The fire started on July 19th in the wooden shops inhabited by cooks, astrologers and prostitutes in the southeast angle of the Circus Maximus. Tacitus, who was a young boy when Rome burned, gives an account:
“…the conflagration both broke out and instantly became so fierce and so rapid from the wind that it seized in its grasp the entire length of the circus….The blaze in its fury ran first through the level portions of the city, then rising to the hills, while it again devastated every place below them.
“…it outstripped all preventive measure; so rapid was the mischief and so completely at its mercy the city, with those narrow winding passages and irregular streets which characterized old Rome. Added to this were the wailings of terror-stricken women, the feebleness of age, the helpless inexperience of childhood, the crowds who sought to save themselves or others, dragging out the infirm or waiting for them, and by their hurry in the one case, by their delay in the other, aggravating the confusion…they found that, even places which they had imagined to be remote, were involved in the same calamity.

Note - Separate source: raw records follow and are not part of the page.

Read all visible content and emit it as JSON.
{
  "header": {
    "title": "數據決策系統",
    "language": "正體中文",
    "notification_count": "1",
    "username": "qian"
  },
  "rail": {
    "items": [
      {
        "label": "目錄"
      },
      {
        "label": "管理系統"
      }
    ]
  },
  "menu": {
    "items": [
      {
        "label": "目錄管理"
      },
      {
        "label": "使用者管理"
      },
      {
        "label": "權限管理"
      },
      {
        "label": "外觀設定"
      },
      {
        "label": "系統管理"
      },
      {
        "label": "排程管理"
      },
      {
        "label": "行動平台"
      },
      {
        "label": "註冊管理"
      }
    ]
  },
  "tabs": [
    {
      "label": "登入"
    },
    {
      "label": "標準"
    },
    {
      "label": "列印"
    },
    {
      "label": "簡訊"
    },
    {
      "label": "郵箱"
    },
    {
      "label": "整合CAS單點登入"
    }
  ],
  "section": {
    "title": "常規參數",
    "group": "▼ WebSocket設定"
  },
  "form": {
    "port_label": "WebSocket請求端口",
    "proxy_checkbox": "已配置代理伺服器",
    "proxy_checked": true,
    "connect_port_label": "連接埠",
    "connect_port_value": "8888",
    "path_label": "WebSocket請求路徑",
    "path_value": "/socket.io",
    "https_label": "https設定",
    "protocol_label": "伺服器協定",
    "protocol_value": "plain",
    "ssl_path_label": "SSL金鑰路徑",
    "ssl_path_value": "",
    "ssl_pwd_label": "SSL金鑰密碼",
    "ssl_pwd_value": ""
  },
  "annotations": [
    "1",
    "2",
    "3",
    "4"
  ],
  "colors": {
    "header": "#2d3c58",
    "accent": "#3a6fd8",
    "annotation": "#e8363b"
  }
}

“…And no one dared to stop the mischief because of incessant menaces from a number of persons who forbade the extinguishing of the flames…others openly hurled brands and kept shouting that there was one who gave them authority….a rumor had gone forth everywhere that at the very time when the city was in flames, the emperor appeared on a private stage and sang of the destruction of Troy, comparing present misfortunes with the calamities of antiquity.
“At last, after five days, an end was put to the conflagration at the foot of the Esquiline hill, by the destruction of all buildings on a vast space, so that the violence of the fire was met by clear ground and an open sky. But before people had laid aside their fears, the flames returned, with no less fury this second time….the temples of the gods and the porticoes which were devoted to enjoyment fell in a yet more widespread ruin.

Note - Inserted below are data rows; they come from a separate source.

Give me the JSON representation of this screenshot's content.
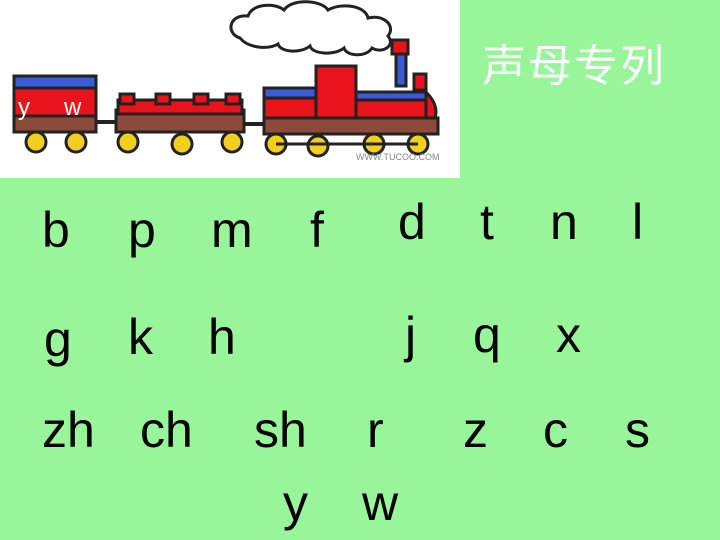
{
  "title": "声母专列",
  "train": {
    "car_letters": [
      "y",
      "w"
    ],
    "watermark": "WWW.TUCOO.COM"
  },
  "initials": {
    "row1": [
      "b",
      "p",
      "m",
      "f",
      "d",
      "t",
      "n",
      "l"
    ],
    "row2": [
      "g",
      "k",
      "h",
      "j",
      "q",
      "x"
    ],
    "row3": [
      "zh",
      "ch",
      "sh",
      "r",
      "z",
      "c",
      "s"
    ],
    "row4": [
      "y",
      "w"
    ]
  },
  "colors": {
    "background": "#98f59a",
    "train_red": "#e8131b",
    "train_brown": "#8b4a3a",
    "train_blue": "#3b5bd6",
    "wheel_yellow": "#f2cf1c"
  }
}
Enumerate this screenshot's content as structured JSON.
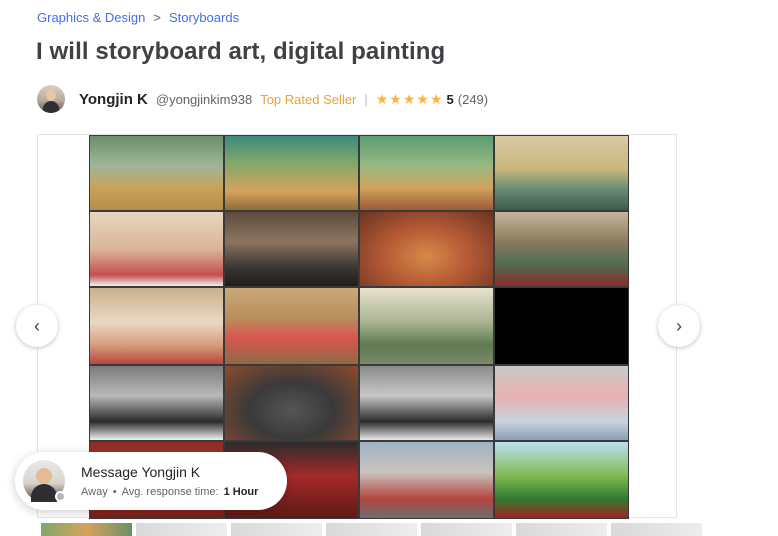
{
  "breadcrumb": {
    "items": [
      "Graphics & Design",
      "Storyboards"
    ],
    "separator": ">"
  },
  "gig": {
    "title": "I will storyboard art, digital painting"
  },
  "seller": {
    "name": "Yongjin K",
    "handle": "@yongjinkim938",
    "level": "Top Rated Seller",
    "divider": "|",
    "stars": [
      "★",
      "★",
      "★",
      "★",
      "★"
    ],
    "star_color": "#ffb33e",
    "rating": "5",
    "reviews": "(249)"
  },
  "gallery": {
    "prev_icon": "‹",
    "next_icon": "›",
    "panels": 20,
    "thumbnail_count": 7
  },
  "message": {
    "title": "Message Yongjin K",
    "status": "Away",
    "bullet": "•",
    "response_label": "Avg. response time:",
    "response_value": "1 Hour"
  },
  "colors": {
    "link": "#446ee7",
    "top_rated": "#e8a13a",
    "title": "#404145"
  }
}
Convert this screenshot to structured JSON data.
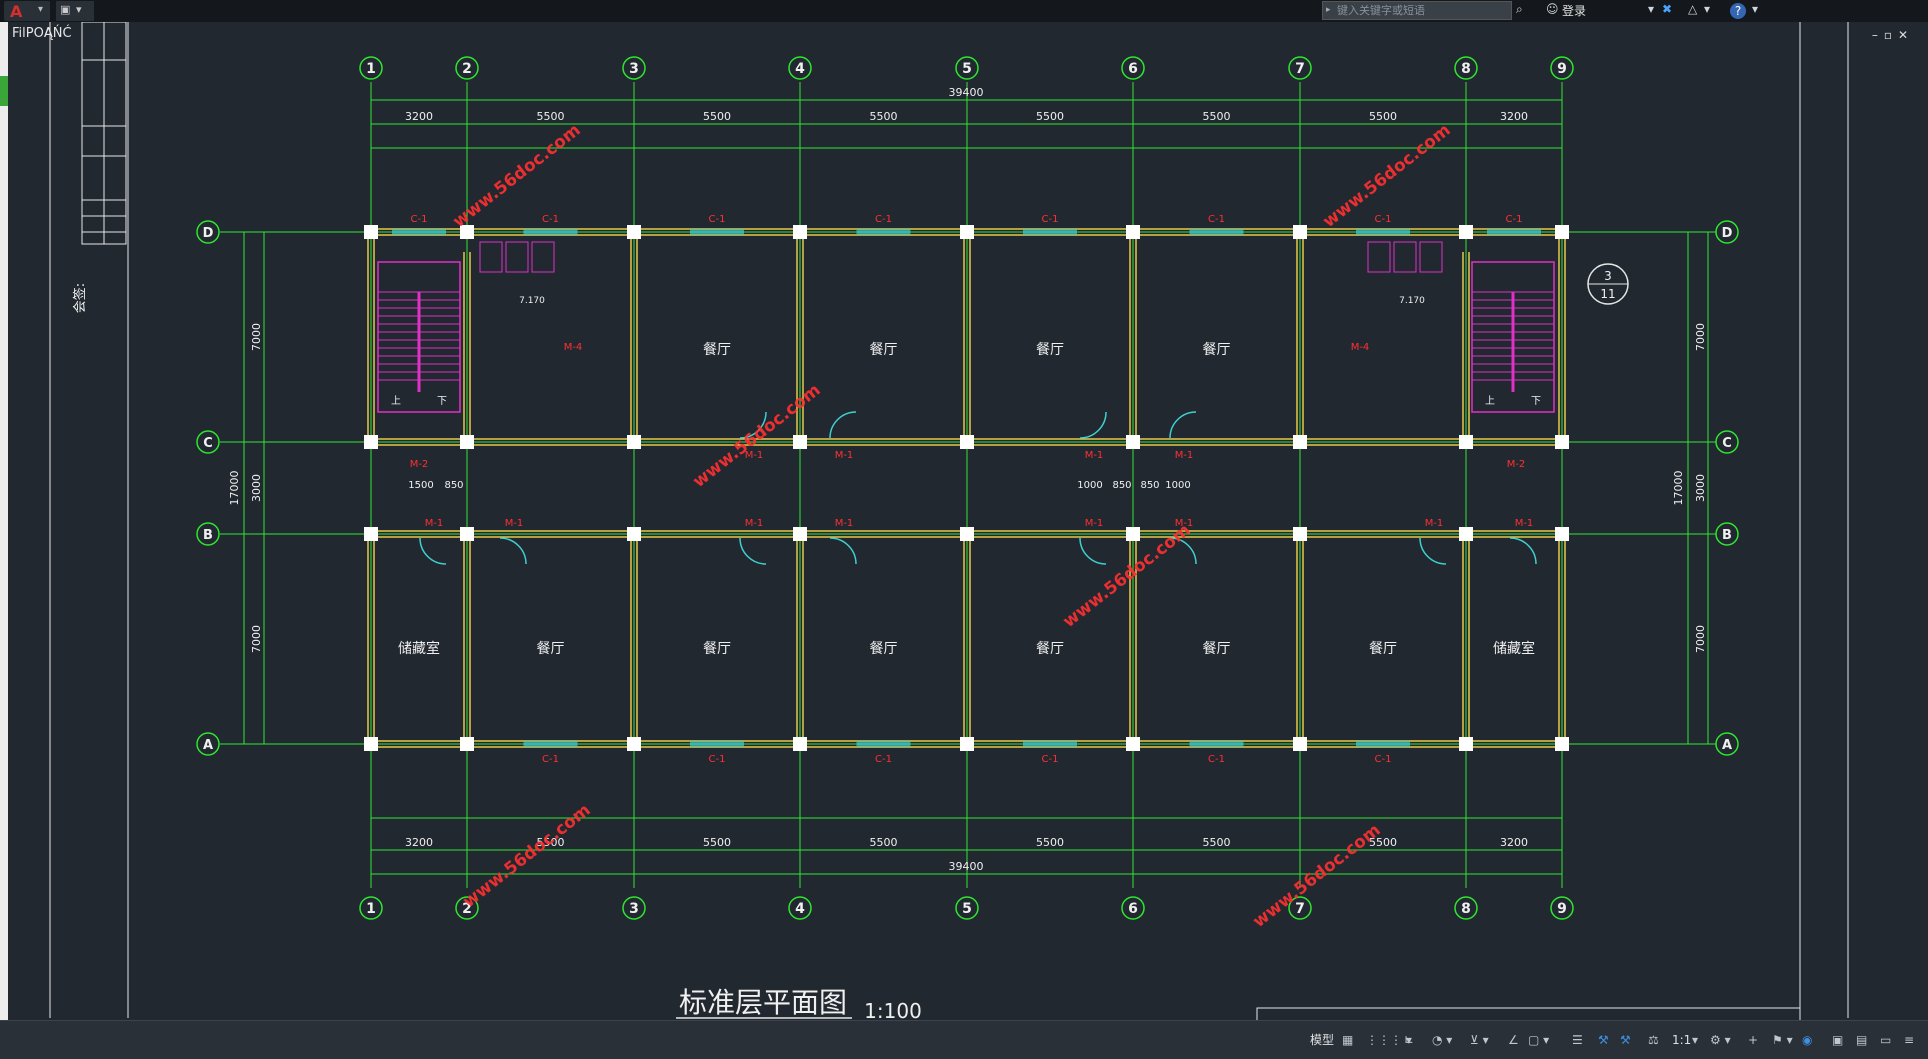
{
  "toolbar": {
    "app_logo": "A",
    "search_placeholder": "键入关键字或短语",
    "login_label": "登录",
    "overlay_text": "FilPOĄŃĆ"
  },
  "drawing": {
    "title": "标准层平面图",
    "scale": "1:100",
    "watermark": "www.56doc.com",
    "axes_vertical": [
      "1",
      "2",
      "3",
      "4",
      "5",
      "6",
      "7",
      "8",
      "9"
    ],
    "axes_horizontal": [
      "D",
      "C",
      "B",
      "A"
    ],
    "dims_top_total": "39400",
    "dims_top_bays": [
      "3200",
      "5500",
      "5500",
      "5500",
      "5500",
      "5500",
      "5500",
      "3200"
    ],
    "dims_bottom_total": "39400",
    "dims_bottom_bays": [
      "3200",
      "5500",
      "5500",
      "5500",
      "5500",
      "5500",
      "5500",
      "3200"
    ],
    "dims_left_total": "17000",
    "dims_left_parts": [
      "7000",
      "3000",
      "7000"
    ],
    "dims_right_total": "17000",
    "dims_right_parts": [
      "7000",
      "3000",
      "7000"
    ],
    "rooms_north": [
      "餐厅",
      "餐厅",
      "餐厅",
      "餐厅"
    ],
    "rooms_south": [
      "储藏室",
      "餐厅",
      "餐厅",
      "餐厅",
      "餐厅",
      "餐厅",
      "餐厅",
      "储藏室"
    ],
    "window_label": "C-1",
    "door_label": "M-1",
    "door2_label": "M-2",
    "door4_label": "M-4",
    "stair_up": "上",
    "stair_down": "下",
    "detail_top": "3",
    "detail_bottom": "11",
    "level_mark": "7.170",
    "corridor_dims": [
      "1000",
      "850",
      "850",
      "1000"
    ],
    "left_corridor_dims": [
      "1500",
      "850"
    ],
    "margin_label": "会签:"
  },
  "statusbar": {
    "model_label": "模型",
    "scale_label": "1:1"
  },
  "colors": {
    "background": "#212830",
    "grid_green": "#2fe62f",
    "wall_yellow": "#e8c84a",
    "text_red": "#ff3030",
    "window_cyan": "#40d0d0",
    "stair_magenta": "#e030c8"
  }
}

“And to this conflagration there attached the greater infamy because it broke out on the Aemilian property of Tigellinus (a co-conspirator with Nero in the burning of Rome), and it seemed that Nero was aiming at the glory of founding a new city and calling it by his name.” Annals 14. 38-40

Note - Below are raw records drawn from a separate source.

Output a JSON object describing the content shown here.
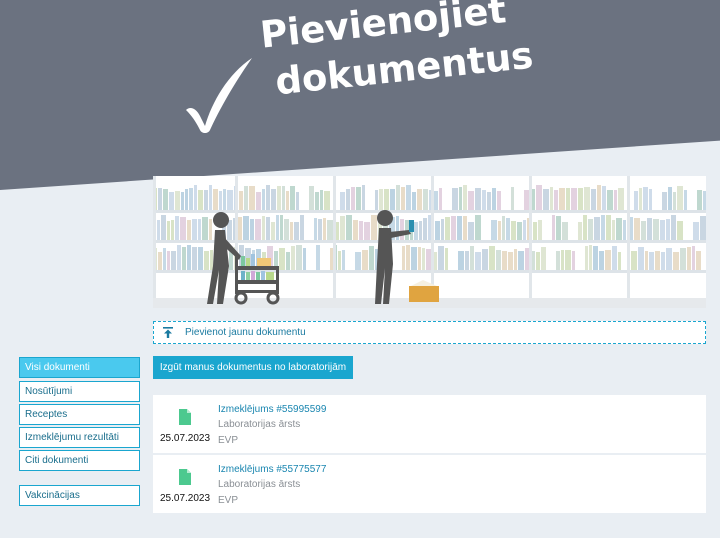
{
  "banner": {
    "title_line1": "Pievienojiet",
    "title_line2": "dokumentus",
    "icon": "checkmark-icon",
    "color": "#6b7280"
  },
  "illustration": {
    "description_icon": "library-illustration"
  },
  "actions": {
    "add_document_label": "Pievienot jaunu dokumentu",
    "add_document_icon": "upload-icon",
    "fetch_lab_label": "Izgūt manus dokumentus no laboratorijām"
  },
  "sidebar": {
    "items": [
      {
        "label": "Visi dokumenti",
        "active": true
      },
      {
        "label": "Nosūtījumi",
        "active": false
      },
      {
        "label": "Receptes",
        "active": false
      },
      {
        "label": "Izmeklējumu rezultāti",
        "active": false
      },
      {
        "label": "Citi dokumenti",
        "active": false
      },
      {
        "label": "Vakcinācijas",
        "active": false
      }
    ]
  },
  "documents": [
    {
      "date": "25.07.2023",
      "title": "Izmeklējums #55995599",
      "role": "Laboratorijas ārsts",
      "org": "EVP",
      "icon": "file-icon"
    },
    {
      "date": "25.07.2023",
      "title": "Izmeklējums #55775577",
      "role": "Laboratorijas ārsts",
      "org": "EVP",
      "icon": "file-icon"
    }
  ],
  "colors": {
    "accent": "#1aa6cf",
    "active_tab": "#4ac9ee",
    "file_icon": "#4cc98f",
    "background": "#e9eef3"
  }
}
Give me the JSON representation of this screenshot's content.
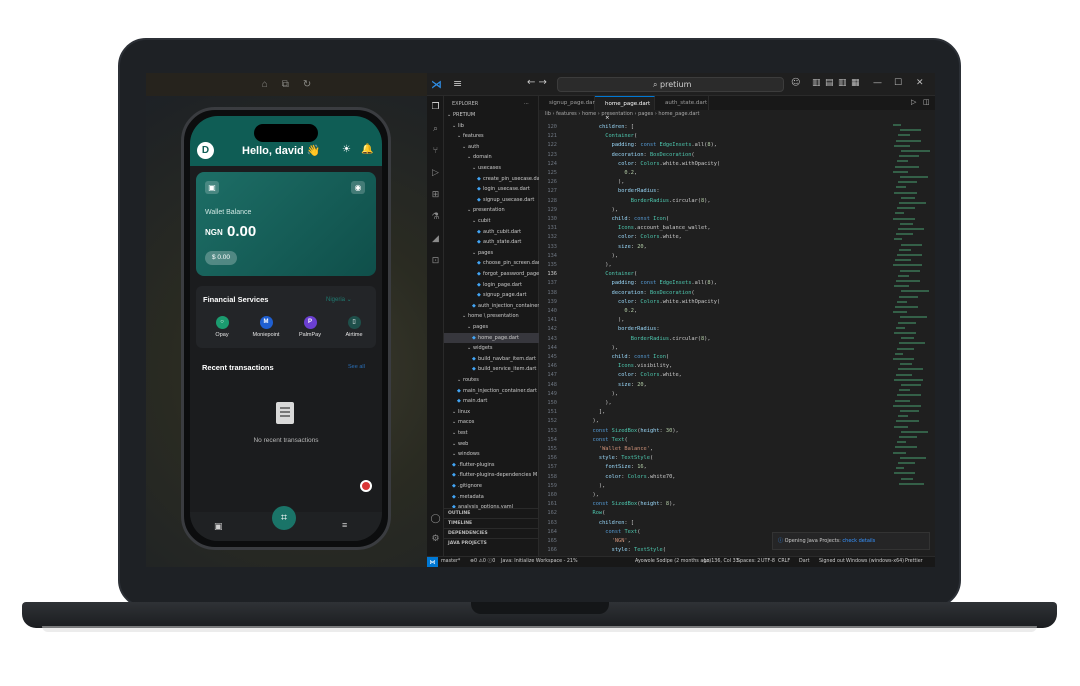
{
  "phone_app": {
    "avatar_initial": "D",
    "greeting": "Hello, david 👋",
    "wallet_label": "Wallet Balance",
    "currency": "NGN",
    "balance": "0.00",
    "usd_pill": "$ 0.00",
    "financial_services_title": "Financial Services",
    "country_selector": "Nigeria ⌄",
    "services": [
      "Opay",
      "Moniepoint",
      "PalmPay",
      "Airtime"
    ],
    "recent_transactions_title": "Recent transactions",
    "see_all": "See all",
    "empty_text": "No recent transactions",
    "colors": {
      "primary": "#0f5d55",
      "card": "#1d6e66",
      "accent": "#1a7468"
    }
  },
  "vscode": {
    "search_text": "⌕ pretium",
    "explorer_title": "EXPLORER",
    "tree": [
      {
        "label": "PRETIUM",
        "indent": 0,
        "kind": "root"
      },
      {
        "label": "lib",
        "indent": 1,
        "kind": "folder"
      },
      {
        "label": "features",
        "indent": 2,
        "kind": "folder"
      },
      {
        "label": "auth",
        "indent": 3,
        "kind": "folder"
      },
      {
        "label": "domain",
        "indent": 4,
        "kind": "folder"
      },
      {
        "label": "usecases",
        "indent": 5,
        "kind": "folder"
      },
      {
        "label": "create_pin_usecase.dart",
        "indent": 6,
        "kind": "file"
      },
      {
        "label": "login_usecase.dart",
        "indent": 6,
        "kind": "file"
      },
      {
        "label": "signup_usecase.dart",
        "indent": 6,
        "kind": "file"
      },
      {
        "label": "presentation",
        "indent": 4,
        "kind": "folder"
      },
      {
        "label": "cubit",
        "indent": 5,
        "kind": "folder"
      },
      {
        "label": "auth_cubit.dart",
        "indent": 6,
        "kind": "file"
      },
      {
        "label": "auth_state.dart",
        "indent": 6,
        "kind": "file"
      },
      {
        "label": "pages",
        "indent": 5,
        "kind": "folder"
      },
      {
        "label": "choose_pin_screen.dart",
        "indent": 6,
        "kind": "file"
      },
      {
        "label": "forgot_password_page.dart",
        "indent": 6,
        "kind": "file"
      },
      {
        "label": "login_page.dart",
        "indent": 6,
        "kind": "file"
      },
      {
        "label": "signup_page.dart",
        "indent": 6,
        "kind": "file"
      },
      {
        "label": "auth_injection_container.dart",
        "indent": 5,
        "kind": "file"
      },
      {
        "label": "home \\ presentation",
        "indent": 3,
        "kind": "folder"
      },
      {
        "label": "pages",
        "indent": 4,
        "kind": "folder"
      },
      {
        "label": "home_page.dart",
        "indent": 5,
        "kind": "file",
        "selected": true
      },
      {
        "label": "widgets",
        "indent": 4,
        "kind": "folder"
      },
      {
        "label": "build_navbar_item.dart",
        "indent": 5,
        "kind": "file"
      },
      {
        "label": "build_service_item.dart",
        "indent": 5,
        "kind": "file"
      },
      {
        "label": "routes",
        "indent": 2,
        "kind": "folder"
      },
      {
        "label": "main_injection_container.dart",
        "indent": 2,
        "kind": "file"
      },
      {
        "label": "main.dart",
        "indent": 2,
        "kind": "file"
      },
      {
        "label": "linux",
        "indent": 1,
        "kind": "folder"
      },
      {
        "label": "macos",
        "indent": 1,
        "kind": "folder"
      },
      {
        "label": "test",
        "indent": 1,
        "kind": "folder"
      },
      {
        "label": "web",
        "indent": 1,
        "kind": "folder"
      },
      {
        "label": "windows",
        "indent": 1,
        "kind": "folder"
      },
      {
        "label": ".flutter-plugins",
        "indent": 1,
        "kind": "file"
      },
      {
        "label": ".flutter-plugins-dependencies  M",
        "indent": 1,
        "kind": "file"
      },
      {
        "label": ".gitignore",
        "indent": 1,
        "kind": "file"
      },
      {
        "label": ".metadata",
        "indent": 1,
        "kind": "file"
      },
      {
        "label": "analysis_options.yaml",
        "indent": 1,
        "kind": "file"
      }
    ],
    "sections": [
      "OUTLINE",
      "TIMELINE",
      "DEPENDENCIES",
      "JAVA PROJECTS"
    ],
    "tabs": [
      "signup_page.dart",
      "home_page.dart  ×",
      "auth_state.dart"
    ],
    "breadcrumb": "lib › features › home › presentation › pages › home_page.dart",
    "line_start": 120,
    "current_line": 136,
    "code_lines": [
      "          children: [",
      "            Container(",
      "              padding: const EdgeInsets.all(8),",
      "              decoration: BoxDecoration(",
      "                color: Colors.white.withOpacity(",
      "                  0.2,",
      "                ),",
      "                borderRadius:",
      "                    BorderRadius.circular(8),",
      "              ),",
      "              child: const Icon(",
      "                Icons.account_balance_wallet,",
      "                color: Colors.white,",
      "                size: 20,",
      "              ),",
      "            ),",
      "            Container(",
      "              padding: const EdgeInsets.all(8),",
      "              decoration: BoxDecoration(",
      "                color: Colors.white.withOpacity(",
      "                  0.2,",
      "                ),",
      "                borderRadius:",
      "                    BorderRadius.circular(8),",
      "              ),",
      "              child: const Icon(",
      "                Icons.visibility,",
      "                color: Colors.white,",
      "                size: 20,",
      "              ),",
      "            ),",
      "          ],",
      "        ),",
      "        const SizedBox(height: 30),",
      "        const Text(",
      "          'Wallet Balance',",
      "          style: TextStyle(",
      "            fontSize: 16,",
      "            color: Colors.white70,",
      "          ),",
      "        ),",
      "        const SizedBox(height: 8),",
      "        Row(",
      "          children: [",
      "            const Text(",
      "              'NGN',",
      "              style: TextStyle("
    ],
    "notification": {
      "text": "Opening Java Projects: ",
      "link": "check details"
    },
    "status": {
      "branch": "master*",
      "problems": "⊗0 ⚠0 ⓘ0",
      "java": "Java: Initialize Workspace - 21%",
      "author": "Ayowole Sodipe (2 months ago)",
      "position": "Ln 136, Col 33",
      "spaces": "Spaces: 2",
      "encoding": "UTF-8",
      "eol": "CRLF",
      "language": "Dart",
      "account": "Signed out",
      "device": "Windows (windows-x64)",
      "formatter": "Prettier"
    }
  }
}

Cassius Dio, writing one hundred years after the Great Fire that destroyed ten of Rome’s fourteen districts, says:
“…while the whole people was in this state of excitement and many driven mad by the calamity were leaping into the blaze, Nero mounted upon the roof of the palace where almost the whole conflagration was commanded by a sweeping glance. (He) put on the professional harpist’s garb and sang ‘The Taking Of Troy’…although to common minds it seemed to be ‘The Taking Of Rome.’” Roman History 62.16-18
In the aftermath of the Great Fire, the Roman people suspected arson and they suspected their insane ruler Nero. The palace servants spread the word that “the emperor had fiddled while Rome burned.”
The people, already willing to believe that he had started the fire, became riotous. They chanted, “Nero Incendiarius, Nero Incendiaries” (“Nero the Arsonist”).
In order to stave off a public lynching, Nero immediately accused a new sect called “Christians” for burning the city. He rounded up Christians, wrapped them in pitch, dipped them in tar and burned them as torches for his dinner parties.
He sewed them in animal skins and threw them to the dogs at the circus near Vatican Hill. His cruelty was so extreme that the people began to have sympathy for the Christians.
Rome had burned. In order to mask his crime Emperor Nero blamed the new religious sect called Christians and began the first Imperial Persecution of Christians. The Imperial Persecutions lasted until the Edict of Milan in 313 AD.—Sandra Sweeny Silver